Air traffic controllers in Kenya: Going slow

Going by past experience with air traffic controllers in Nairobi, the go slow yesterday morning may see several planes held on the taxiway for extended periods of time.

Air traffic controllers in Kenya: Going slow

Going by past experience with air traffic controllers in Nairobi, the go slow yesterday morning may see several planes held on the taxiway for extended periods of time.

Of course burning unnecessary fuel and delaying passengers’ arrival at their destinations are only a precursor to a more illegal strike action ahead and over the festive season.

Air Traffic Control (ATC) personnel in Nairobi have in the past effectively used such high-density travel periods to press for their demands for higher pay, higher allowances, and more to be met by government and a regular aviation source.

When passing the details yesterday, they had this to say: “First, causing so much fuel to burn on the taxiway is an environmental transgression of the highest order. They could have just told the planes to sit on their parking positions and not turn on engines to have the same result before then speedily processing them to taxi out and take off. It shows that the brains behind this action are quite empty that they do not take into account the extra CO2 emissions as if there is no issue with global warming and all.

“That said, they will probably crank this up in the coming days as more and more people are getting ready to travel from Nairobi by air to Kisumu, Eldoret, Malindi, and Mombasa or into the wider region.

Latest eTN Podcast

“Government should, therefore, prepare to have military traffic controllers stand by and step in should it happen on a larger scale.
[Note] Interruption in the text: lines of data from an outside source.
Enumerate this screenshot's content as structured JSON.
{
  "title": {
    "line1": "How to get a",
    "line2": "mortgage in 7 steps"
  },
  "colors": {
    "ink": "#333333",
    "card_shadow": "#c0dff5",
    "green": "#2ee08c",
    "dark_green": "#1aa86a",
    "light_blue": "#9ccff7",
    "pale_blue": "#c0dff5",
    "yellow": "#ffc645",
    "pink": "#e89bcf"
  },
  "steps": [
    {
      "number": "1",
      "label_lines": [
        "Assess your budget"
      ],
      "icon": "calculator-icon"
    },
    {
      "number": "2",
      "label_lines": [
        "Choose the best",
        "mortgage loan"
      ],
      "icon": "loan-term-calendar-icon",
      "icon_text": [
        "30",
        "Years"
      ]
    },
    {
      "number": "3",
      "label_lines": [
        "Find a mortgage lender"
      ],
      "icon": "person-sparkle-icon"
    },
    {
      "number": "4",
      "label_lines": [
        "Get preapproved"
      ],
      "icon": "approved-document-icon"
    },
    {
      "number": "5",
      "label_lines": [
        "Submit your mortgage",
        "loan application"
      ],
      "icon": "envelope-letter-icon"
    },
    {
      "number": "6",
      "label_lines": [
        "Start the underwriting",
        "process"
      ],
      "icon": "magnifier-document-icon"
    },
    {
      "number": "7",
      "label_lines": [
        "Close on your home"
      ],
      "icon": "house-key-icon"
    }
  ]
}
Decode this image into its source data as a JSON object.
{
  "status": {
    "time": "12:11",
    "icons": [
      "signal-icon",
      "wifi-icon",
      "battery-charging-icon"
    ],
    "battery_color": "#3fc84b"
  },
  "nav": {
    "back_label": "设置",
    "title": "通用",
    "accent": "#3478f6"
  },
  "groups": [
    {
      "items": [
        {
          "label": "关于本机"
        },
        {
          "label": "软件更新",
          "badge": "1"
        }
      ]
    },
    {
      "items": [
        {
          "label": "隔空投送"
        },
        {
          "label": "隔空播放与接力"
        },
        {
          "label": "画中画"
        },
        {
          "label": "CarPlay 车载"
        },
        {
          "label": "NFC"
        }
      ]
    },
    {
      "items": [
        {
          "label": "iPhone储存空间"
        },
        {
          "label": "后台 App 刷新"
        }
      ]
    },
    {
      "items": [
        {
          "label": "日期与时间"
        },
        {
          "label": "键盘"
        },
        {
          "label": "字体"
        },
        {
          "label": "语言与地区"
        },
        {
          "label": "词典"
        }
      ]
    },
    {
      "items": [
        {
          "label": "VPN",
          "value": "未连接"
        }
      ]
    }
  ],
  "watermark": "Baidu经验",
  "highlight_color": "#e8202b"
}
We in Kenya have enough issues already to cope with when it comes to travel and tourism, and we do not need that extra headache by the ATC guys to make it worse. If travelers get the feeling that their holiday upcountry or at the coast gets messed up big time, they may just cancel, and it will be ATC responsible for the economic fallout and consequence.”

True enough, hoteliers in Mombasa have already expressed their own worries that should a go-slow or outright wildcat strike take place and air traffic gets disrupted, that it may spoil their festive season to a point where far less than expected people will come to spend the holidays at the beach resorts for fear of being delayed for perhaps hours at end. The last time air traffic controllers pulled these stunts was about two years ago when extensive air traffic disruptions were experiences for aircraft taking off and landing at Kenyan airports.

Official government sources predictably denied any knowledge of the situation, causing more negative comments to fly their way, too.

Fill out my online form.
CATEGORIES
Follow on Feedly